9 Mon Mar 19 Lecture 24: Double Integrals for Rectangles; mylowerleft.m; mydblsimpweights.m Lecture 23 homework
Wed Mar 21 Lecture 25: Double Integrals for Non-rectangles; mywedge.m Lecture 24 homework; do problem 24.1 as a Good Problem.
Fri Mar 23 Lecture 27: Numerical Differentiation Lecture 25 homework
10 Mon Mar 26 Lecture 28: The Main Sources of Error; part III review Lecture 27 homework
Wed Mar 28 test information Test through Lecture 25 (skipping 17 and 18)
Part IV: Differential Equations
Fri Mar 30 Lecture 29: Reduction of Higher Order Equations to Systems Lecture 28 homework (drop deadline with WP/WF)
11 Mon Apr 2 Lecture 30: Euler Methods; myeuler.m; mymodeuler.m Lecture 29 homework
Wed Apr 4 Lecture 31: Higher Order Methods Lecture 30 homework; do problem 30.1 as a Good Problem using Graphs
Fri Apr 6 Lecture 33: ODE Boundary Value Problems and Finite Differences; myexactbeam.m Lecture 31 homework
12 Mon Apr 9 Lecture 34: Finite Difference Method -- Nonlinear ODE Lecture 33 homework
Wed Apr 11 Lecture 35: Parabolic PDEs - Explicit Method; myheat.m Lecture 34 homework; do problem 34.1 as a Good Problem
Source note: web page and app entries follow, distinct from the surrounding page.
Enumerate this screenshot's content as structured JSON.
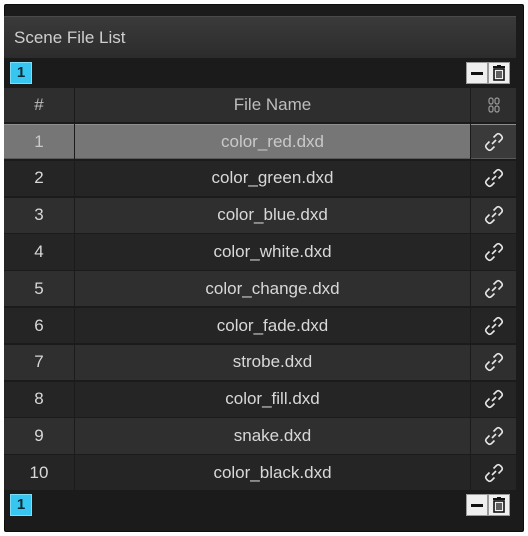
{
  "panel": {
    "title": "Scene File List"
  },
  "pager": {
    "top_page": "1",
    "bottom_page": "1"
  },
  "table": {
    "columns": {
      "number": "#",
      "file_name": "File Name",
      "link_icon": "chain-icon"
    },
    "selected_row": 1,
    "rows": [
      {
        "number": "1",
        "file_name": "color_red.dxd"
      },
      {
        "number": "2",
        "file_name": "color_green.dxd"
      },
      {
        "number": "3",
        "file_name": "color_blue.dxd"
      },
      {
        "number": "4",
        "file_name": "color_white.dxd"
      },
      {
        "number": "5",
        "file_name": "color_change.dxd"
      },
      {
        "number": "6",
        "file_name": "color_fade.dxd"
      },
      {
        "number": "7",
        "file_name": "strobe.dxd"
      },
      {
        "number": "8",
        "file_name": "color_fill.dxd"
      },
      {
        "number": "9",
        "file_name": "snake.dxd"
      },
      {
        "number": "10",
        "file_name": "color_black.dxd"
      }
    ]
  },
  "colors": {
    "accent": "#37c6ef",
    "panel_bg": "#1b1b1b",
    "selected_row": "#767676"
  }
}
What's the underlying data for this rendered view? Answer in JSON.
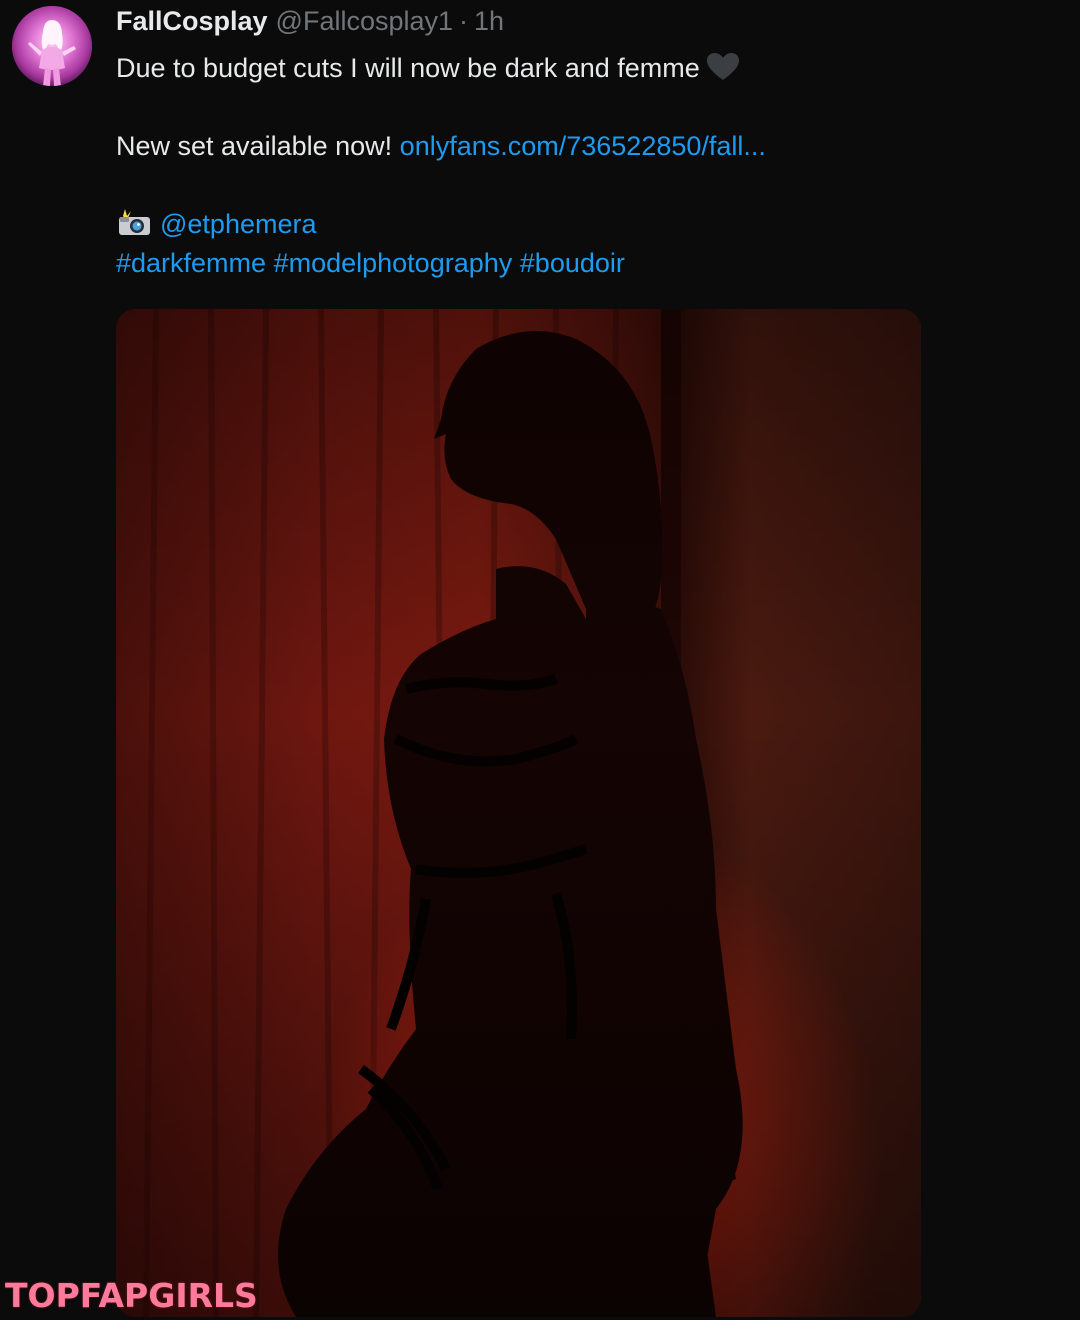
{
  "tweet": {
    "display_name": "FallCosplay",
    "handle": "@Fallcosplay1",
    "separator": "·",
    "timestamp": "1h",
    "line1_text": "Due to budget cuts I will now be dark and femme",
    "line1_emoji_icon": "black-heart-icon",
    "line2_text": "New set available now!",
    "line2_link": "onlyfans.com/736522850/fall...",
    "credit_emoji_icon": "camera-with-flash-icon",
    "credit_mention": "@etphemera",
    "hashtags": [
      "#darkfemme",
      "#modelphotography",
      "#boudoir"
    ]
  },
  "colors": {
    "background": "#0b0b0b",
    "text": "#e7e9ea",
    "secondary_text": "#71767b",
    "link": "#1d9bf0",
    "watermark": "#ff7a9a"
  },
  "watermark": {
    "text": "TOPFAPGIRLS"
  }
}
Fri Apr 13 Lecture 36: Solution Instability for the Explicit Method; myexpmatrix.m Lecture 35 homework
13 Mon Apr 16 Lecture 37: Implicit Methods Lecture 36 homework
Wed Apr 18 test information Test through Lecture 35 (skipping 17, 18, 26, and 32).
Fri Apr 20 Lecture 38: Insulated Boundary Conditions; myheatdisk.m Lecture 37 homework
14 Mon Apr 23 Lecture 39: Finite Difference Method for Elliptic PDEs; mypoisson.m Lecture 38 homework
Wed Apr 25 Lecture 41: Finite Elements; mywasher.m Lecture 39 homework; do problem 39.1 as a Good Problem
Fri Apr 27 Lecture 42: Determining Internal Node Values; Part IV review; myfiniteelem.m Lecture 41 homework
15 Mon, Apr 30 test information Final Exam 12:20-2:20pm, in our classroom.

Martin J. Mohlenkamp